:: DATA PROVIDED ::

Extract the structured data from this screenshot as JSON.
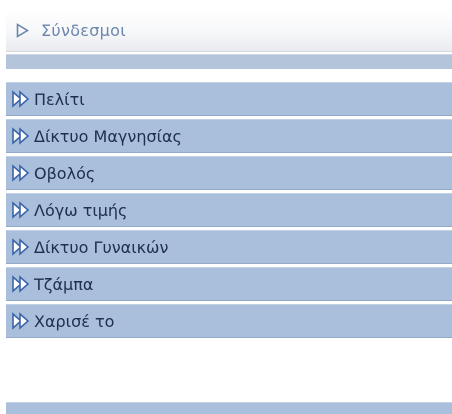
{
  "header": {
    "title": "Σύνδεσμοι",
    "icon": "triangle-outline-right-icon"
  },
  "menu": {
    "items": [
      {
        "label": "Πελίτι",
        "icon": "double-arrow-icon"
      },
      {
        "label": "Δίκτυο Μαγνησίας",
        "icon": "double-arrow-icon"
      },
      {
        "label": "Οβολός",
        "icon": "double-arrow-icon"
      },
      {
        "label": "Λόγω τιμής",
        "icon": "double-arrow-icon"
      },
      {
        "label": "Δίκτυο Γυναικών",
        "icon": "double-arrow-icon"
      },
      {
        "label": "Τζάμπα",
        "icon": "double-arrow-icon"
      },
      {
        "label": "Χαρισέ το",
        "icon": "double-arrow-icon"
      }
    ]
  },
  "colors": {
    "header_title": "#6b86ad",
    "item_background": "#a9bfdb",
    "item_text": "#1e2f4f",
    "arrow_fill": "#ffffff",
    "arrow_outline": "#3c66a8"
  }
}
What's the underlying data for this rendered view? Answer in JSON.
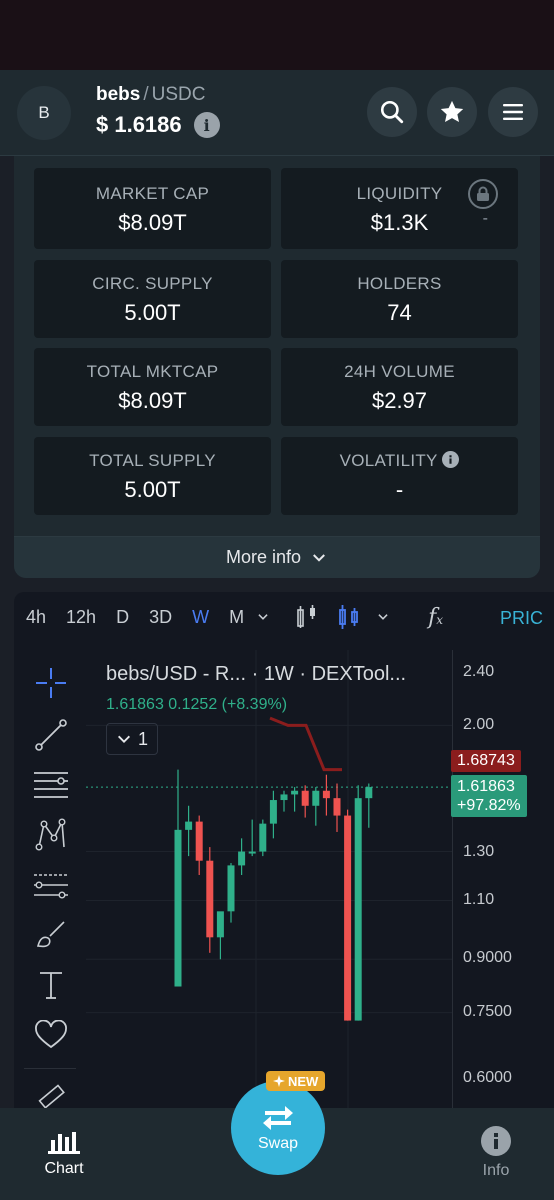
{
  "header": {
    "avatar_letter": "B",
    "base_symbol": "bebs",
    "separator": "/",
    "quote_symbol": "USDC",
    "price": "$ 1.6186",
    "info_glyph": "i"
  },
  "stats": [
    {
      "label": "MARKET CAP",
      "value": "$8.09T"
    },
    {
      "label": "LIQUIDITY",
      "value": "$1.3K",
      "extra": "-"
    },
    {
      "label": "CIRC. SUPPLY",
      "value": "5.00T"
    },
    {
      "label": "HOLDERS",
      "value": "74"
    },
    {
      "label": "TOTAL MKTCAP",
      "value": "$8.09T"
    },
    {
      "label": "24H VOLUME",
      "value": "$2.97"
    },
    {
      "label": "TOTAL SUPPLY",
      "value": "5.00T"
    },
    {
      "label": "VOLATILITY",
      "value": "-"
    }
  ],
  "more_info_label": "More info",
  "chart_toolbar": {
    "timeframes": [
      "4h",
      "12h",
      "D",
      "3D",
      "W",
      "M"
    ],
    "active_timeframe": "W",
    "price_tab": "PRIC"
  },
  "chart_legend": {
    "title": "bebs/USD - R...  · 1W · DEXTool...",
    "values": "1.61863  0.1252 (+8.39%)",
    "collapsed_count": "1"
  },
  "colors": {
    "up": "#2fb08a",
    "down": "#ef5350",
    "accent": "#34b3d9",
    "active_tab": "#4a7cf2"
  },
  "chart_data": {
    "type": "candlestick",
    "y_scale": "log",
    "price_ticks": [
      "2.40",
      "2.00",
      "1.30",
      "1.10",
      "0.9000",
      "0.7500",
      "0.6000"
    ],
    "last_price_tag": "1.61863",
    "last_change_tag": "+97.82%",
    "ref_price_tag": "1.68743",
    "candles": [
      {
        "o": 0.82,
        "h": 1.72,
        "l": 0.82,
        "c": 1.4
      },
      {
        "o": 1.4,
        "h": 1.52,
        "l": 1.28,
        "c": 1.44
      },
      {
        "o": 1.44,
        "h": 1.47,
        "l": 1.2,
        "c": 1.26
      },
      {
        "o": 1.26,
        "h": 1.32,
        "l": 0.92,
        "c": 0.97
      },
      {
        "o": 0.97,
        "h": 1.04,
        "l": 0.9,
        "c": 1.06
      },
      {
        "o": 1.06,
        "h": 1.25,
        "l": 1.02,
        "c": 1.24
      },
      {
        "o": 1.24,
        "h": 1.36,
        "l": 1.2,
        "c": 1.3
      },
      {
        "o": 1.3,
        "h": 1.45,
        "l": 1.28,
        "c": 1.3
      },
      {
        "o": 1.3,
        "h": 1.45,
        "l": 1.28,
        "c": 1.43
      },
      {
        "o": 1.43,
        "h": 1.6,
        "l": 1.36,
        "c": 1.55
      },
      {
        "o": 1.55,
        "h": 1.6,
        "l": 1.49,
        "c": 1.58
      },
      {
        "o": 1.58,
        "h": 1.62,
        "l": 1.49,
        "c": 1.6
      },
      {
        "o": 1.6,
        "h": 1.63,
        "l": 1.46,
        "c": 1.52
      },
      {
        "o": 1.52,
        "h": 1.62,
        "l": 1.42,
        "c": 1.6
      },
      {
        "o": 1.6,
        "h": 1.69,
        "l": 1.47,
        "c": 1.56
      },
      {
        "o": 1.56,
        "h": 1.64,
        "l": 1.39,
        "c": 1.47
      },
      {
        "o": 1.47,
        "h": 1.5,
        "l": 0.73,
        "c": 0.73
      },
      {
        "o": 0.73,
        "h": 1.63,
        "l": 0.73,
        "c": 1.56
      },
      {
        "o": 1.56,
        "h": 1.64,
        "l": 1.41,
        "c": 1.62
      }
    ],
    "overlay_line": [
      2.05,
      2.0,
      2.0,
      1.72,
      1.72
    ]
  },
  "nav": {
    "chart": "Chart",
    "swap": "Swap",
    "new_badge": "NEW",
    "info": "Info"
  }
}
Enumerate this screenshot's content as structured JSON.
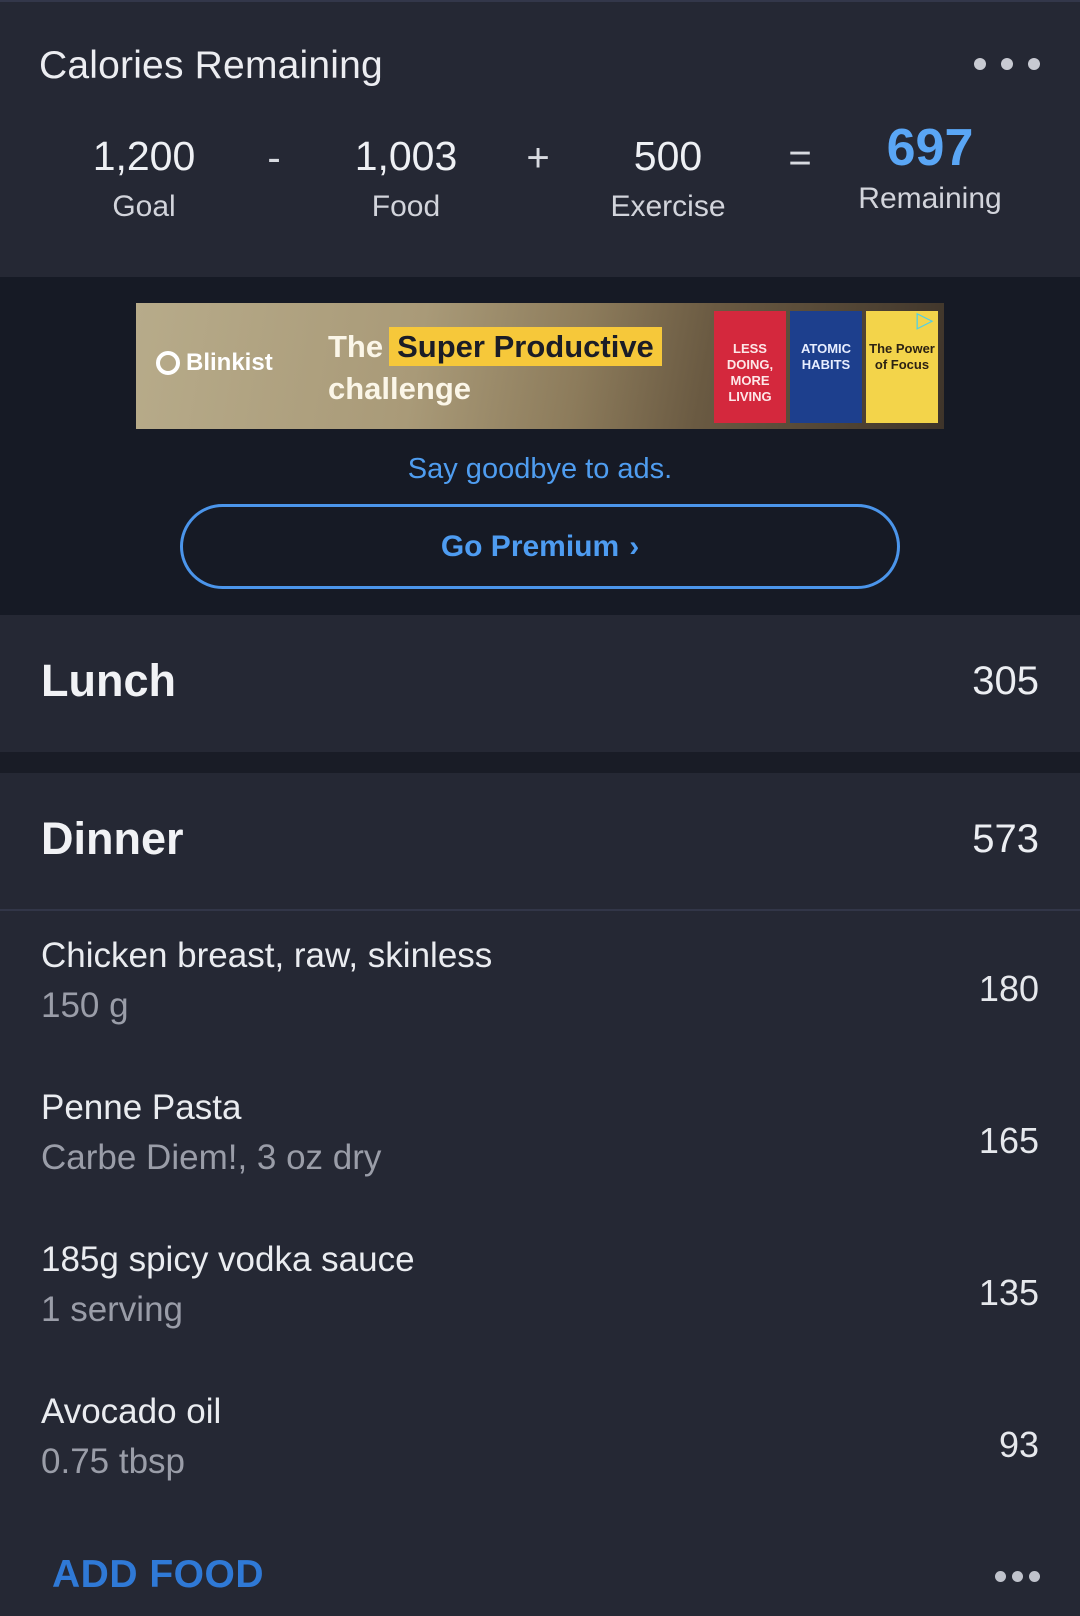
{
  "calories": {
    "title": "Calories Remaining",
    "more_icon": "more-horizontal-icon",
    "goal": {
      "value": "1,200",
      "label": "Goal"
    },
    "minus": "-",
    "food": {
      "value": "1,003",
      "label": "Food"
    },
    "plus": "+",
    "exercise": {
      "value": "500",
      "label": "Exercise"
    },
    "equals": "=",
    "remaining": {
      "value": "697",
      "label": "Remaining"
    },
    "accent_color": "#5aa6f5"
  },
  "ad": {
    "brand": "Blinkist",
    "headline_prefix": "The",
    "headline_highlight": "Super Productive",
    "headline_line2": "challenge",
    "books": [
      "LESS DOING, MORE LIVING",
      "ATOMIC HABITS",
      "The Power of Focus"
    ],
    "remove_ads_text": "Say goodbye to ads.",
    "premium_button": "Go Premium",
    "premium_chevron": "›"
  },
  "meals": {
    "lunch": {
      "name": "Lunch",
      "total": "305"
    },
    "dinner": {
      "name": "Dinner",
      "total": "573",
      "items": [
        {
          "name": "Chicken breast, raw, skinless",
          "serving": "150 g",
          "calories": "180"
        },
        {
          "name": "Penne Pasta",
          "serving": "Carbe Diem!, 3 oz dry",
          "calories": "165"
        },
        {
          "name": "185g spicy vodka sauce",
          "serving": "1 serving",
          "calories": "135"
        },
        {
          "name": "Avocado oil",
          "serving": "0.75 tbsp",
          "calories": "93"
        }
      ],
      "add_food": "ADD FOOD"
    }
  }
}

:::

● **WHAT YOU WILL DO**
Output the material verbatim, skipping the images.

● **WRITTEN RESPONSE**
Extract the structured data from this screenshot as JSON.
{
  "header": {
    "title": "Σύνδεσμοι",
    "icon": "triangle-outline-right-icon"
  },
  "menu": {
    "items": [
      {
        "label": "Πελίτι",
        "icon": "double-arrow-icon"
      },
      {
        "label": "Δίκτυο Μαγνησίας",
        "icon": "double-arrow-icon"
      },
      {
        "label": "Οβολός",
        "icon": "double-arrow-icon"
      },
      {
        "label": "Λόγω τιμής",
        "icon": "double-arrow-icon"
      },
      {
        "label": "Δίκτυο Γυναικών",
        "icon": "double-arrow-icon"
      },
      {
        "label": "Τζάμπα",
        "icon": "double-arrow-icon"
      },
      {
        "label": "Χαρισέ το",
        "icon": "double-arrow-icon"
      }
    ]
  },
  "colors": {
    "header_title": "#6b86ad",
    "item_background": "#a9bfdb",
    "item_text": "#1e2f4f",
    "arrow_fill": "#ffffff",
    "arrow_outline": "#3c66a8"
  }
}
What's the underlying data for this rendered view? Answer in JSON.
{
  "header": {
    "avatar_letter": "B",
    "base_symbol": "bebs",
    "separator": "/",
    "quote_symbol": "USDC",
    "price": "$ 1.6186",
    "info_glyph": "i"
  },
  "stats": [
    {
      "label": "MARKET CAP",
      "value": "$8.09T"
    },
    {
      "label": "LIQUIDITY",
      "value": "$1.3K",
      "extra": "-"
    },
    {
      "label": "CIRC. SUPPLY",
      "value": "5.00T"
    },
    {
      "label": "HOLDERS",
      "value": "74"
    },
    {
      "label": "TOTAL MKTCAP",
      "value": "$8.09T"
    },
    {
      "label": "24H VOLUME",
      "value": "$2.97"
    },
    {
      "label": "TOTAL SUPPLY",
      "value": "5.00T"
    },
    {
      "label": "VOLATILITY",
      "value": "-"
    }
  ],
  "more_info_label": "More info",
  "chart_toolbar": {
    "timeframes": [
      "4h",
      "12h",
      "D",
      "3D",
      "W",
      "M"
    ],
    "active_timeframe": "W",
    "price_tab": "PRIC"
  },
  "chart_legend": {
    "title": "bebs/USD - R...  · 1W · DEXTool...",
    "values": "1.61863  0.1252 (+8.39%)",
    "collapsed_count": "1"
  },
  "colors": {
    "up": "#2fb08a",
    "down": "#ef5350",
    "accent": "#34b3d9",
    "active_tab": "#4a7cf2"
  },
  "chart_data": {
    "type": "candlestick",
    "y_scale": "log",
    "price_ticks": [
      "2.40",
      "2.00",
      "1.30",
      "1.10",
      "0.9000",
      "0.7500",
      "0.6000"
    ],
    "last_price_tag": "1.61863",
    "last_change_tag": "+97.82%",
    "ref_price_tag": "1.68743",
    "candles": [
      {
        "o": 0.82,
        "h": 1.72,
        "l": 0.82,
        "c": 1.4
      },
      {
        "o": 1.4,
        "h": 1.52,
        "l": 1.28,
        "c": 1.44
      },
      {
        "o": 1.44,
        "h": 1.47,
        "l": 1.2,
        "c": 1.26
      },
      {
        "o": 1.26,
        "h": 1.32,
        "l": 0.92,
        "c": 0.97
      },
      {
        "o": 0.97,
        "h": 1.04,
        "l": 0.9,
        "c": 1.06
      },
      {
        "o": 1.06,
        "h": 1.25,
        "l": 1.02,
        "c": 1.24
      },
      {
        "o": 1.24,
        "h": 1.36,
        "l": 1.2,
        "c": 1.3
      },
      {
        "o": 1.3,
        "h": 1.45,
        "l": 1.28,
        "c": 1.3
      },
      {
        "o": 1.3,
        "h": 1.45,
        "l": 1.28,
        "c": 1.43
      },
      {
        "o": 1.43,
        "h": 1.6,
        "l": 1.36,
        "c": 1.55
      },
      {
        "o": 1.55,
        "h": 1.6,
        "l": 1.49,
        "c": 1.58
      },
      {
        "o": 1.58,
        "h": 1.62,
        "l": 1.49,
        "c": 1.6
      },
      {
        "o": 1.6,
        "h": 1.63,
        "l": 1.46,
        "c": 1.52
      },
      {
        "o": 1.52,
        "h": 1.62,
        "l": 1.42,
        "c": 1.6
      },
      {
        "o": 1.6,
        "h": 1.69,
        "l": 1.47,
        "c": 1.56
      },
      {
        "o": 1.56,
        "h": 1.64,
        "l": 1.39,
        "c": 1.47
      },
      {
        "o": 1.47,
        "h": 1.5,
        "l": 0.73,
        "c": 0.73
      },
      {
        "o": 0.73,
        "h": 1.63,
        "l": 0.73,
        "c": 1.56
      },
      {
        "o": 1.56,
        "h": 1.64,
        "l": 1.41,
        "c": 1.62
      }
    ],
    "overlay_line": [
      2.05,
      2.0,
      2.0,
      1.72,
      1.72
    ]
  },
  "nav": {
    "chart": "Chart",
    "swap": "Swap",
    "new_badge": "NEW",
    "info": "Info"
  }
}
Enumerate this screenshot's content as structured JSON.
{
  "calories": {
    "title": "Calories Remaining",
    "more_icon": "more-horizontal-icon",
    "goal": {
      "value": "1,200",
      "label": "Goal"
    },
    "minus": "-",
    "food": {
      "value": "1,003",
      "label": "Food"
    },
    "plus": "+",
    "exercise": {
      "value": "500",
      "label": "Exercise"
    },
    "equals": "=",
    "remaining": {
      "value": "697",
      "label": "Remaining"
    },
    "accent_color": "#5aa6f5"
  },
  "ad": {
    "brand": "Blinkist",
    "headline_prefix": "The",
    "headline_highlight": "Super Productive",
    "headline_line2": "challenge",
    "books": [
      "LESS DOING, MORE LIVING",
      "ATOMIC HABITS",
      "The Power of Focus"
    ],
    "remove_ads_text": "Say goodbye to ads.",
    "premium_button": "Go Premium",
    "premium_chevron": "›"
  },
  "meals": {
    "lunch": {
      "name": "Lunch",
      "total": "305"
    },
    "dinner": {
      "name": "Dinner",
      "total": "573",
      "items": [
        {
          "name": "Chicken breast, raw, skinless",
          "serving": "150 g",
          "calories": "180"
        },
        {
          "name": "Penne Pasta",
          "serving": "Carbe Diem!, 3 oz dry",
          "calories": "165"
        },
        {
          "name": "185g spicy vodka sauce",
          "serving": "1 serving",
          "calories": "135"
        },
        {
          "name": "Avocado oil",
          "serving": "0.75 tbsp",
          "calories": "93"
        }
      ],
      "add_food": "ADD FOOD"
    }
  }
}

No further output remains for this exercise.